          Also did you know, for centuries in Spain children take all 4 of their grandparents last names? This isn’t exactly a “new” concept here.

          • OldFirstWard

            I can give you an argument here, but I know where it’s going. I understand Polish women. Some of my most cherished relationships were with Kaisertown polish girls some years ago. Very stubborn and hard-headed, but great lovers, though I digress.

    • Nicole Maria

      What’s left in a relationship? Love. Trust. Honor. Shall I go on? A marriage is not dismissed if the woman doesn’t take the name of her partner and vis versa. A marrriage is a union, and yes, in essence, a team. It is far from the man-hating feminism you stated above. In fact, a woman’s decision is her own (mind blowing, right?). There is no label to it. It’s not feminism. It’s not anti-men. It’s a decision, plain and simple. It’s not selfish. A woman’s name is just important to her as a man’s name is to him. Simple.

      • OldFirstWard

        ” A marriage (sic) is a union, and yes, in essence, a team. It is far from the man-hating feminism you stated above. In fact, a woman’s decision is her own.”

        Well, it didn’t take long for that “team” to be usurped by the wife without any input from her other team player, her husband. It only took you one paragraph.

        • Nicole Maria

          Based on your argument above, aren’t all wives then usurped by their husbands when they automatically take the mans name? I think you’re (unfortunately) missing the point, women have a choice as much as men do. If both parties decided to keep their names, so be it. Me keeping my last name does not mean I’m not committed to my marriage. That’s laughable.

          Further, you state that name changing is a precedent set in stone. This is a logically fallacy. Agurmentum ad antiquitatum. Woman were married off as a man’s property for hundreds of years and love had nothing to do with marriage. Just because that was set in stone, as you submitted, does not make it a tradition worth continuing.

          Ultimately, my point stands, taking or not taking the name of a partner (man or woman) is a choice. It does not reflect the commitment, love, trust, etc. of a relationship. It’s a choice discussed between both parties. It’s a choice that opens up further lines of communication and ultimately makes a partnership stronger.

          • OldFirstWard

            “Me keeping my last name does not mean I’m not committed to my marriage. That’s laughable.”

            Actually, it is a lack of commitment and it’s selfish, and that’s no laughing matter. Be a team husband and wife, or else divorce awaits you. Respect traditions. You’re not a child anymore, it’s not all this feminist me, me, me. A real man engaged you, put an expensive ring on your finger, and married you. So some respect for HIM in return.

          • Matt Marcinkiewicz

            Classic OFW on display here.

    • PaulBuffalo

      ‘What happens to the children, do you sell off the last name to highest bidder?‘

      If any of your children want to bid on taking a different last name, I’m sure many of us on BR would contribute generously. It would make a perfect Xmas gift.

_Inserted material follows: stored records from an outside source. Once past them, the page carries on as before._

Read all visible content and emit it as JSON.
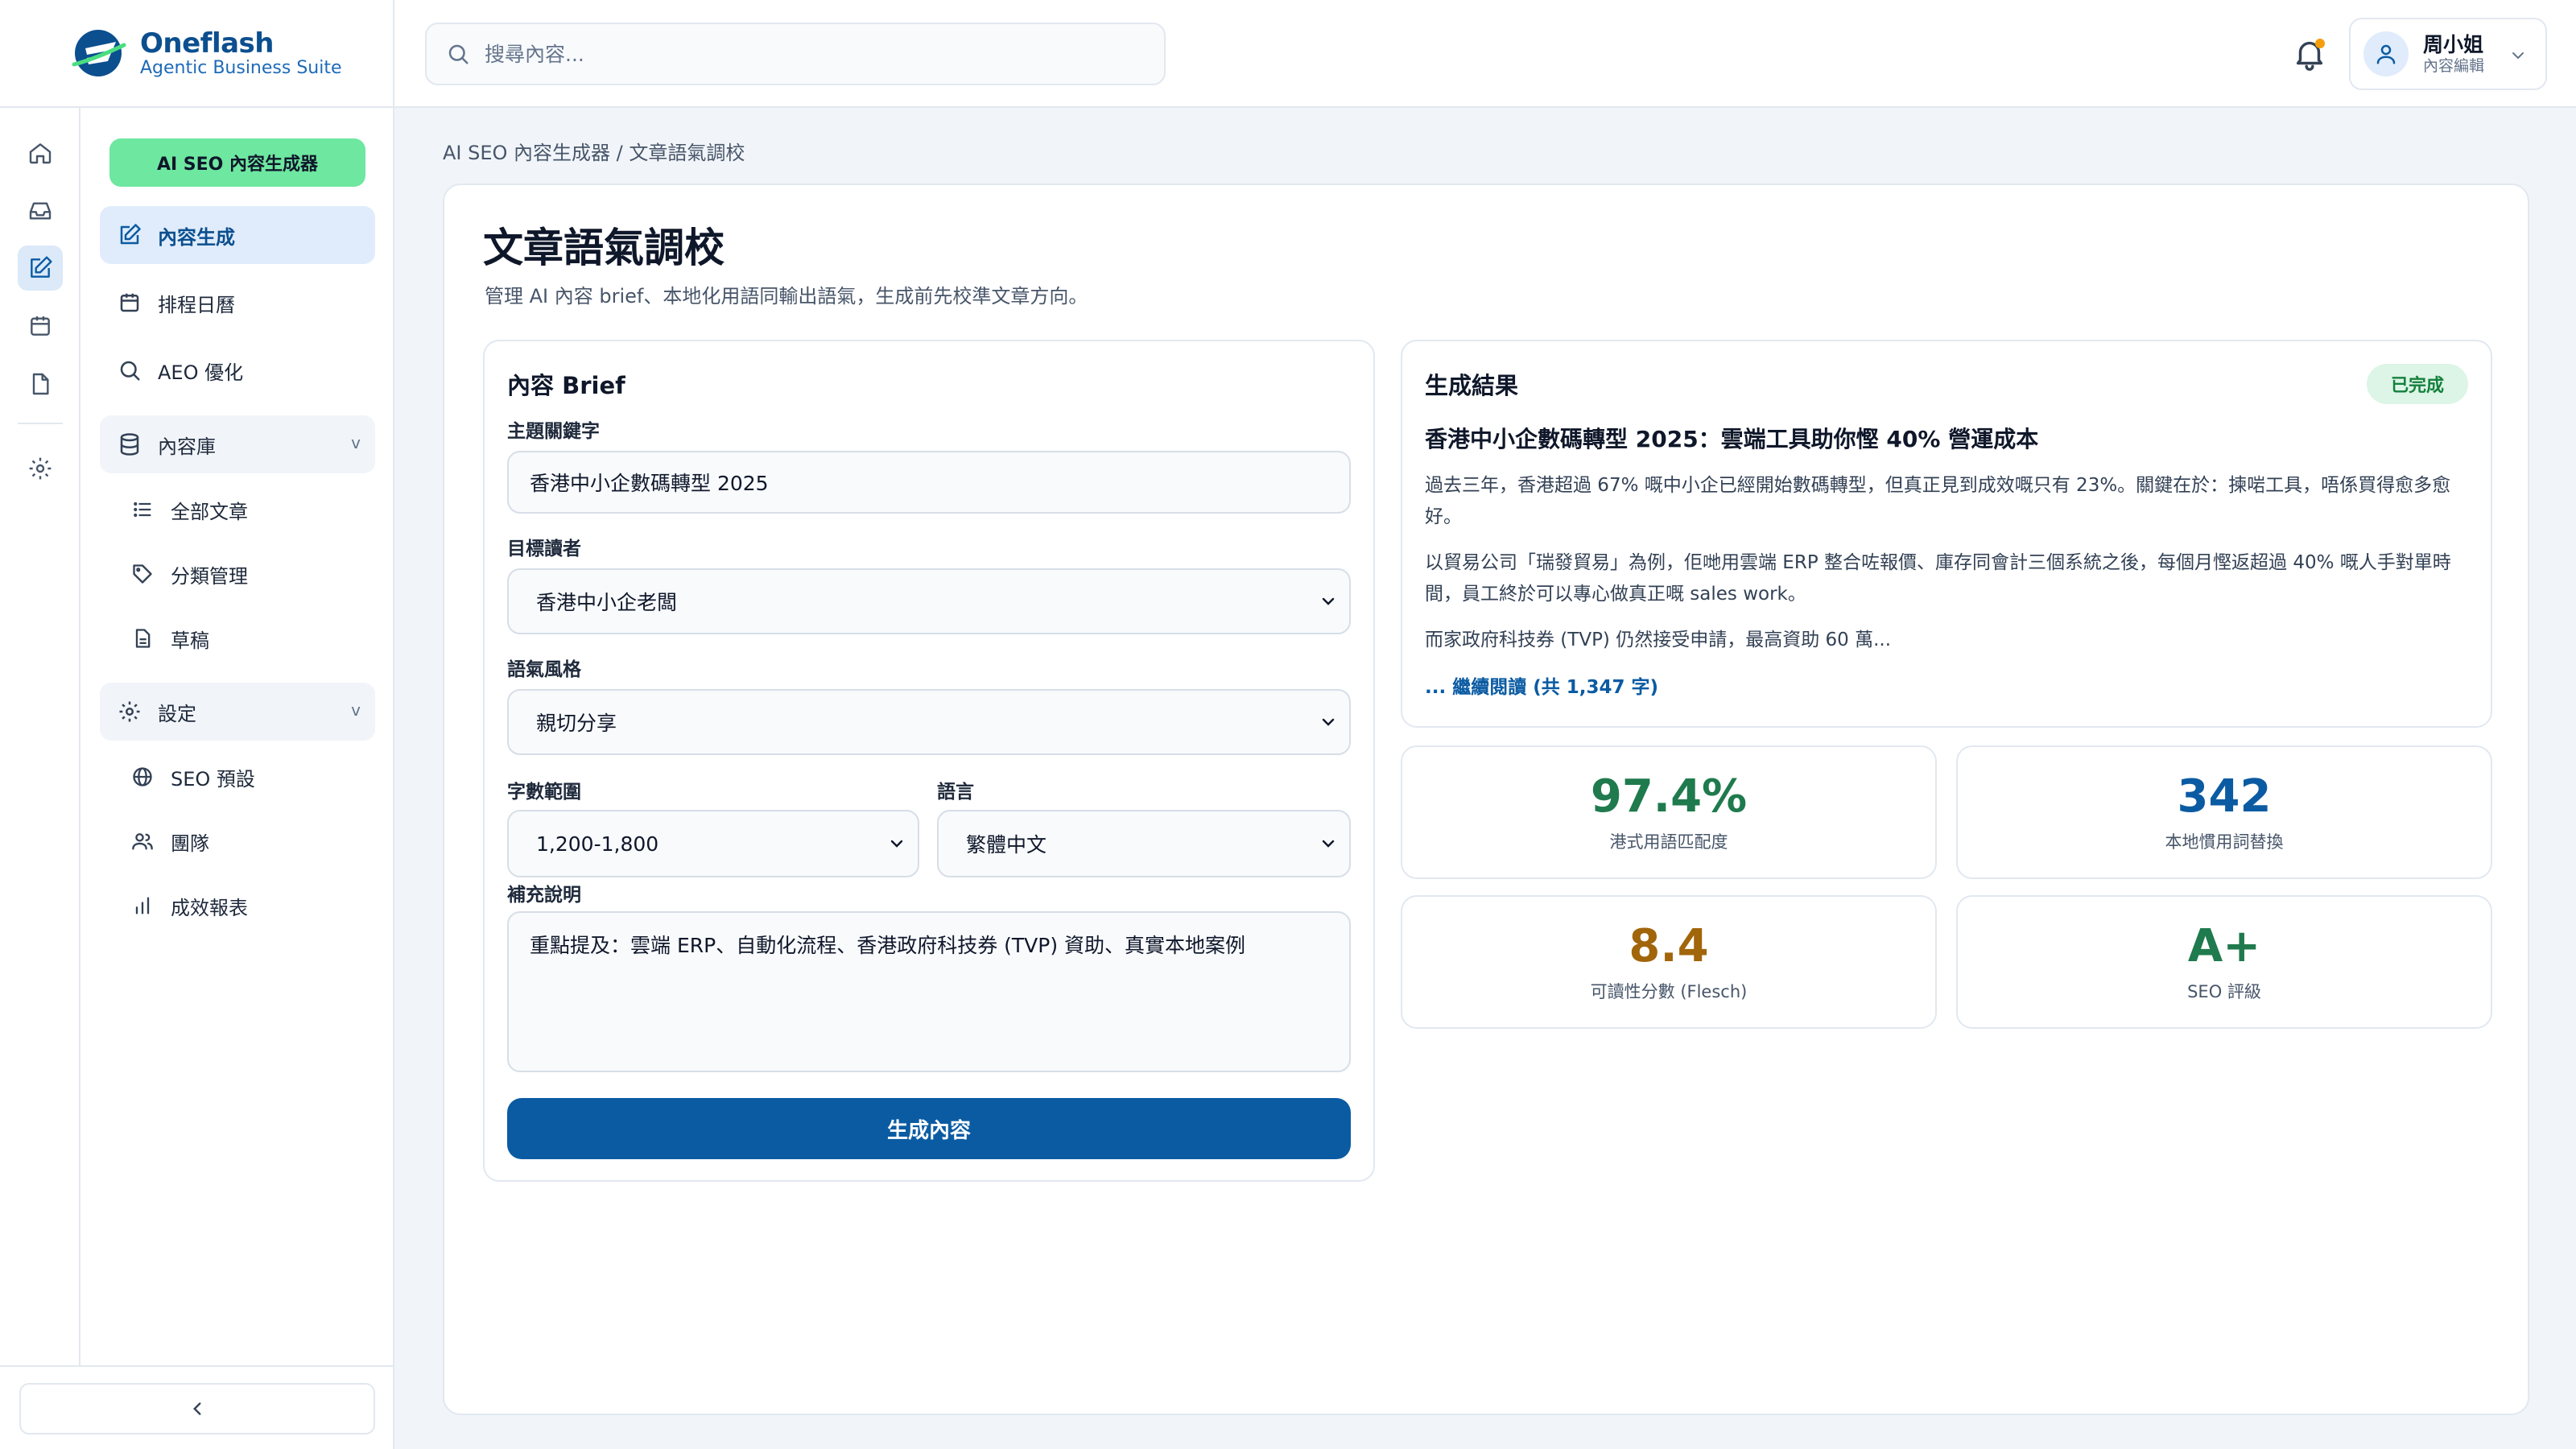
{
  "app": {
    "name": "Oneflash",
    "tagline": "Agentic Business Suite"
  },
  "search": {
    "placeholder": "搜尋內容..."
  },
  "user": {
    "name": "周小姐",
    "role": "內容編輯"
  },
  "sidebar": {
    "brand_button": "AI SEO 內容生成器",
    "items": {
      "content_gen": "內容生成",
      "schedule": "排程日曆",
      "aeo": "AEO 優化",
      "library": "內容庫",
      "all_articles": "全部文章",
      "categories": "分類管理",
      "drafts": "草稿",
      "settings": "設定",
      "seo_presets": "SEO 預設",
      "team": "團隊",
      "reports": "成效報表"
    },
    "caret": "v"
  },
  "breadcrumb": "AI SEO 內容生成器 / 文章語氣調校",
  "page": {
    "title": "文章語氣調校",
    "subtitle": "管理 AI 內容 brief、本地化用語同輸出語氣，生成前先校準文章方向。"
  },
  "brief": {
    "title": "內容 Brief",
    "keyword_label": "主題關鍵字",
    "keyword_value": "香港中小企數碼轉型 2025",
    "audience_label": "目標讀者",
    "audience_value": "香港中小企老闆",
    "tone_label": "語氣風格",
    "tone_value": "親切分享",
    "length_label": "字數範圍",
    "length_value": "1,200-1,800",
    "language_label": "語言",
    "language_value": "繁體中文",
    "notes_label": "補充說明",
    "notes_value": "重點提及：雲端 ERP、自動化流程、香港政府科技券 (TVP) 資助、真實本地案例",
    "generate_button": "生成內容"
  },
  "result": {
    "title": "生成結果",
    "status": "已完成",
    "article_title": "香港中小企數碼轉型 2025：雲端工具助你慳 40% 營運成本",
    "paragraphs": [
      "過去三年，香港超過 67% 嘅中小企已經開始數碼轉型，但真正見到成效嘅只有 23%。關鍵在於：揀啱工具，唔係買得愈多愈好。",
      "以貿易公司「瑞發貿易」為例，佢哋用雲端 ERP 整合咗報價、庫存同會計三個系統之後，每個月慳返超過 40% 嘅人手對單時間，員工終於可以專心做真正嘅 sales work。",
      "而家政府科技券 (TVP) 仍然接受申請，最高資助 60 萬..."
    ],
    "read_more": "... 繼續閱讀 (共 1,347 字)"
  },
  "stats": [
    {
      "value": "97.4%",
      "label": "港式用語匹配度",
      "color": "#1f7a4d"
    },
    {
      "value": "342",
      "label": "本地慣用詞替換",
      "color": "#0b5ba3"
    },
    {
      "value": "8.4",
      "label": "可讀性分數 (Flesch)",
      "color": "#a1650a"
    },
    {
      "value": "A+",
      "label": "SEO 評級",
      "color": "#1f7a4d"
    }
  ],
  "colors": {
    "accent": "#0b5ba3",
    "brand_green": "#6ee7a0",
    "active_nav_bg": "#e0ecfb",
    "success": "#15803d"
  },
  "icons": {
    "rail": [
      "home-icon",
      "inbox-icon",
      "edit-icon",
      "calendar-icon",
      "file-icon",
      "gear-icon"
    ],
    "topbar": [
      "search-icon",
      "bell-icon",
      "user-icon",
      "chevron-down-icon"
    ]
  }
}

    • BlackRockLifer

      As the supporter of a vile vulgar serial liar that cheated on all 3 of his wives and also bragged about sexually assaulting women you have no moral authority to whine about the “erosion of traditional values”

      • OldFirstWard

        Once again, you misconstrue my political intentions. But since you mentioned it, how exactly do you reconcile your love of Hillary Clinton and her husband whom AS President, cheated on his wife and committed public serial lying while in the White House.

        • BlackRockLifer

          You clearly support Trump and have taken several opportunities to childishly make that point. As for lying and cheating, your hero is heads and shoulders above any politician in my lifetime for dishonesty and disloyalty.
          I’ll repeat for clarity, no supporter of Trump has any business whatsoever lecturing us on “traditional values”. In fact no supporter of Trump has any credibility when it comes to morality, integrity or basic decency.

    • Captain Picard

      If my surname was Zemsky I wouldn’t change it, either.